Early Warning


Observations concerning the failure of the “welfare State” by Nassau Senior, English economist (1790-1864), based on a visit in France about 1850.
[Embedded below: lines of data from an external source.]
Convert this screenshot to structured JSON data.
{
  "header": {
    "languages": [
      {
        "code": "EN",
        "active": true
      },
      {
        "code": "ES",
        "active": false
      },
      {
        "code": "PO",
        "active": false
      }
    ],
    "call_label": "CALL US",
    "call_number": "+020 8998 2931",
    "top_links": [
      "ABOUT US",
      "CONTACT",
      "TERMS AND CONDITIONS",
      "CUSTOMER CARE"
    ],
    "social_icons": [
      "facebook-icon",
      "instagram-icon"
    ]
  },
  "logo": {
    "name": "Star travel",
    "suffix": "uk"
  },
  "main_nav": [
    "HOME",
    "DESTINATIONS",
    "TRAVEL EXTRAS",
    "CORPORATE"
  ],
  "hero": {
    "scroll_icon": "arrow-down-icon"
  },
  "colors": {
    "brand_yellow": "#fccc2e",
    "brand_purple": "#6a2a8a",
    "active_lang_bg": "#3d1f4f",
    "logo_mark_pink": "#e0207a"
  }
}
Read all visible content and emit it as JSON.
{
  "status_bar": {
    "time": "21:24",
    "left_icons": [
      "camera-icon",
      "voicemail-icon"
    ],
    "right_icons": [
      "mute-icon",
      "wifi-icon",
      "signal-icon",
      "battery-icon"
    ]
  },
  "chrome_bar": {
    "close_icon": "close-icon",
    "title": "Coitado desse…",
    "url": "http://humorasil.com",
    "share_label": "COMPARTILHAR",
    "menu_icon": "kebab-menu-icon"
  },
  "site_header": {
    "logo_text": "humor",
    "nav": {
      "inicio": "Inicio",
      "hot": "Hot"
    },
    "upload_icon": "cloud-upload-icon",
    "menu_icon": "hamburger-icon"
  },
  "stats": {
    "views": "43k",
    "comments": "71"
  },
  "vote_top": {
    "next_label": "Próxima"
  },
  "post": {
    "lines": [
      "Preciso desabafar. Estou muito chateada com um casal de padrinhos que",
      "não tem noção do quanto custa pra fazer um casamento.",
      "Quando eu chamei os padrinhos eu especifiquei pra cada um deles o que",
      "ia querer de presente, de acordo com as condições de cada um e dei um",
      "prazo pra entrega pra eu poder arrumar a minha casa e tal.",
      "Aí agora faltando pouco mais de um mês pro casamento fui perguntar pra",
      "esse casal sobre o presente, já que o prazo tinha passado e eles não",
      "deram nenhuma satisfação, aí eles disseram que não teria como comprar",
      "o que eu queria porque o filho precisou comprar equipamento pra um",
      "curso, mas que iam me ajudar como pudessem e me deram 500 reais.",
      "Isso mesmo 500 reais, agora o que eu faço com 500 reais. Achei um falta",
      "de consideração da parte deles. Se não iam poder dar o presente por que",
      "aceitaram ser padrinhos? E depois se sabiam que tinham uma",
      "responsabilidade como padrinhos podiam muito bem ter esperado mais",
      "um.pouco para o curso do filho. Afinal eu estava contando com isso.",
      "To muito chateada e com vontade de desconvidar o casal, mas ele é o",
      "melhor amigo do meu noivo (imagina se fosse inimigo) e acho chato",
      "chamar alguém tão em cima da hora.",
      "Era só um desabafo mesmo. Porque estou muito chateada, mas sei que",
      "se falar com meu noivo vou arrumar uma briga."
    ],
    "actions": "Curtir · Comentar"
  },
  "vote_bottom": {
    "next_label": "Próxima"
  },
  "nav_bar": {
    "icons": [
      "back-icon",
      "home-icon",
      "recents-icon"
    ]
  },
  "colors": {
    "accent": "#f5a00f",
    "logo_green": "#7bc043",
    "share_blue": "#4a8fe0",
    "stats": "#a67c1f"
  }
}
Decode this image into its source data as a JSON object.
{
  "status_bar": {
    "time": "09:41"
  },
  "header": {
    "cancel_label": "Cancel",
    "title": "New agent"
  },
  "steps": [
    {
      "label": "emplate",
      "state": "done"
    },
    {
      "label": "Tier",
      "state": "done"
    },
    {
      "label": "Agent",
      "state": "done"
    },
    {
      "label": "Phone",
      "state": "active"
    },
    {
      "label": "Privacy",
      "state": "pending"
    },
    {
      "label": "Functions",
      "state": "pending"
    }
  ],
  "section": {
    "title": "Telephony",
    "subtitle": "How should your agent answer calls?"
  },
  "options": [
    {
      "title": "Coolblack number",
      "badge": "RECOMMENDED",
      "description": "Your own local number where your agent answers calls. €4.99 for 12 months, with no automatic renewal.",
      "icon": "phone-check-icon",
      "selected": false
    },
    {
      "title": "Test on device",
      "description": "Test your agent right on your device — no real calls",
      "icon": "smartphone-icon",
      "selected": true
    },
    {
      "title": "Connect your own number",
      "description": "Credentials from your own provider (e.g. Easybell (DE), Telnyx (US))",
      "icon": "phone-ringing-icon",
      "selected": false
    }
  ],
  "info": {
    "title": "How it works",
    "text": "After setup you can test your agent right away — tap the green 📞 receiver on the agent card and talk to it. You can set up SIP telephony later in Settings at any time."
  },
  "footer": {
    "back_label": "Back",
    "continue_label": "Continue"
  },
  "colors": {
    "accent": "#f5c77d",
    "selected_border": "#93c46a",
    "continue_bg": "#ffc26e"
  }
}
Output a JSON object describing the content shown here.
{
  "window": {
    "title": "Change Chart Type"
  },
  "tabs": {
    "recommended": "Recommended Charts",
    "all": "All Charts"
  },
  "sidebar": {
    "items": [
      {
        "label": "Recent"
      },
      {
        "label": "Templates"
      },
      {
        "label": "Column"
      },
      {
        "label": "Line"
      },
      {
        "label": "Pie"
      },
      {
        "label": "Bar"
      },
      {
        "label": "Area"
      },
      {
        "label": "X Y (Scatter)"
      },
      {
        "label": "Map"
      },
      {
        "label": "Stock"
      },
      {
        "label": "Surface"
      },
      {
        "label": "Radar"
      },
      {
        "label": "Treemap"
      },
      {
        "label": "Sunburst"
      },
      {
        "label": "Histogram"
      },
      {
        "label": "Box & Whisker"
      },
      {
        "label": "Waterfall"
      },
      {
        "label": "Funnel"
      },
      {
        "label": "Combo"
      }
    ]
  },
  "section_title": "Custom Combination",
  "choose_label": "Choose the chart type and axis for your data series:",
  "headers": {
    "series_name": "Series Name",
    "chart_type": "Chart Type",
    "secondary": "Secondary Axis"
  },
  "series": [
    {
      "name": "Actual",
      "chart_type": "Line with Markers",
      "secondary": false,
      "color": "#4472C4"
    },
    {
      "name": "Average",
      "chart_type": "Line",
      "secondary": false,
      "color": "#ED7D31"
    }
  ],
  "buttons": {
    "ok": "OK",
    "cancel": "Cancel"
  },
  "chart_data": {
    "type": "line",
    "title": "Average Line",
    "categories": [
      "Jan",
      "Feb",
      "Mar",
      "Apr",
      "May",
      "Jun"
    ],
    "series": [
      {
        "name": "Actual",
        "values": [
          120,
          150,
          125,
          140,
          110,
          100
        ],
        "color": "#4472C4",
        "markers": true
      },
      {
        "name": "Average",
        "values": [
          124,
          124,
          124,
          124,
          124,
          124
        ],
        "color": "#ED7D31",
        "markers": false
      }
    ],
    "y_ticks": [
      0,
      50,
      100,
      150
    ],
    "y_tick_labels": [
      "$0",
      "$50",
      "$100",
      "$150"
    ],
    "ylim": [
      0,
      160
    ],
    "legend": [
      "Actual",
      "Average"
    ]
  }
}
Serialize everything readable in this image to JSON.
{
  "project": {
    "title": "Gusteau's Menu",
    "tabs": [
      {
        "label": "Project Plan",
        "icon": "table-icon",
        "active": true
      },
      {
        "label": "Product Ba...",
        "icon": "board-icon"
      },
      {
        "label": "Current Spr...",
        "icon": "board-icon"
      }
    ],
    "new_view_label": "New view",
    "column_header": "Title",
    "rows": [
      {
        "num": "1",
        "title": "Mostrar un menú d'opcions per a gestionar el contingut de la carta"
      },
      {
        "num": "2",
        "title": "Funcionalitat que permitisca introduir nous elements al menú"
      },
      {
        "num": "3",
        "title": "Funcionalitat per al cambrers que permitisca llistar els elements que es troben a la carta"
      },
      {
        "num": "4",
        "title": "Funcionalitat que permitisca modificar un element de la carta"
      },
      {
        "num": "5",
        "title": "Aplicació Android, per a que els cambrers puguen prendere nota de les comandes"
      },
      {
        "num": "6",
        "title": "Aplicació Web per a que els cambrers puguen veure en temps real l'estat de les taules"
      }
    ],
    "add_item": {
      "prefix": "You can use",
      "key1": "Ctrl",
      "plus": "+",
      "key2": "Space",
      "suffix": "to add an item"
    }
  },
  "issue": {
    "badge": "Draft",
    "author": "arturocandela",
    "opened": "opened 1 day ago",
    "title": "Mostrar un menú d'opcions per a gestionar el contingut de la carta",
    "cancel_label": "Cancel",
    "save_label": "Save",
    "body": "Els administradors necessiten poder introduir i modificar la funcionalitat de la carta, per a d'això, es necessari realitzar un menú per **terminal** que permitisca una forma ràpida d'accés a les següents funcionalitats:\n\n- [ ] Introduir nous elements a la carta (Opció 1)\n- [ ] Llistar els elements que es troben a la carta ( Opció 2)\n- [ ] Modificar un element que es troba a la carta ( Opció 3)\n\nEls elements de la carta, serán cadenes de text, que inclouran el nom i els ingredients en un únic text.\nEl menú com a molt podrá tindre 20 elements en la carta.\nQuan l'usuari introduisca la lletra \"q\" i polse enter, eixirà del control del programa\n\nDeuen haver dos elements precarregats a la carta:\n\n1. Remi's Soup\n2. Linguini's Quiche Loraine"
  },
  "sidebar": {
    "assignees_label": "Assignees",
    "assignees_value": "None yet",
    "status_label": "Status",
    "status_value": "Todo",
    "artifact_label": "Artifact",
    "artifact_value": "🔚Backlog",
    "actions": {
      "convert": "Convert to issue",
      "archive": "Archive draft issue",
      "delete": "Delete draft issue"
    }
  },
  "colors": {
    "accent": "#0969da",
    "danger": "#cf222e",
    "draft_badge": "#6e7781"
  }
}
Men, whose reasoning faculties are either uncultivated, or per­verted by their feelings or their imaginations, see the great power of the State, and do not perceive its limits. They see it disposes of great resources, and do not per­ceive how easily these resources may be not only exhausted but dried up. They are struck by the contrast between great superfluity and great indigence, between lives shortened by indolence and lives shortened by toil, by wealth squandered unproductively while cultivable lands lie waste and la­bourers ask in vain for employ­ment. When excited by such a spectacle, what is more natural than to propose laws, by which the toil which appears to them exces­sive shall be forbidden, by which the government shall provide the strong with employment and the weak with relief; and obtain the necessary funds, partly from the superfluity of the rich, and partly by taking possession of the pro­ductive instruments which their present owners are too idle or too timid to turn to the best advan­tage? It requires a long train of reasoning to show that the capital on which the miracles of civiliza­tion depend is the slow and pain­ful creation of the economy and enterprise of the few, and of the industry of the many, and is de­stroyed, or driven away, or pre­vented from arising, by any causes which diminish or render insecure the profits of the capitalist, or deaden the activity of the labour­er; and that the State, by reliev­ing idleness, improvidence, or mis­conduct from the punishment, and depriving abstinence and foresight of the reward, which have been provided for them by nature, may indeed destroy wealth, but most certainly will aggravate poverty.

Journals Kempt in France and Italy from 1848 #52.


August 1971

comments powered by Disqus


* indicates required
Sign me up for...


July/August 2014

The United States' corporate tax burden is the highest in the world, but innovators will always find a way to duck away from Uncle Sam's reach. Doug Bandow explains how those with the means are renouncing their citizenship in increasing numbers, while J. Dayne Girard describes the innovative use of freeports to shield wealth from the myriad taxes and duties imposed on it as it moves around the world. Of course the politicians brand all of these people unpatriotic, hoping you won't think too hard about the difference between the usual crony-capitalist suspects and the global creative elite that have done so much to improve our lives. In a special tech section, Joseph Diedrich, Thomas Bogle, and Matthew McCaffrey look at various ways these innovators add value to our lives--even in ways they probably never expected.
Download Free PDF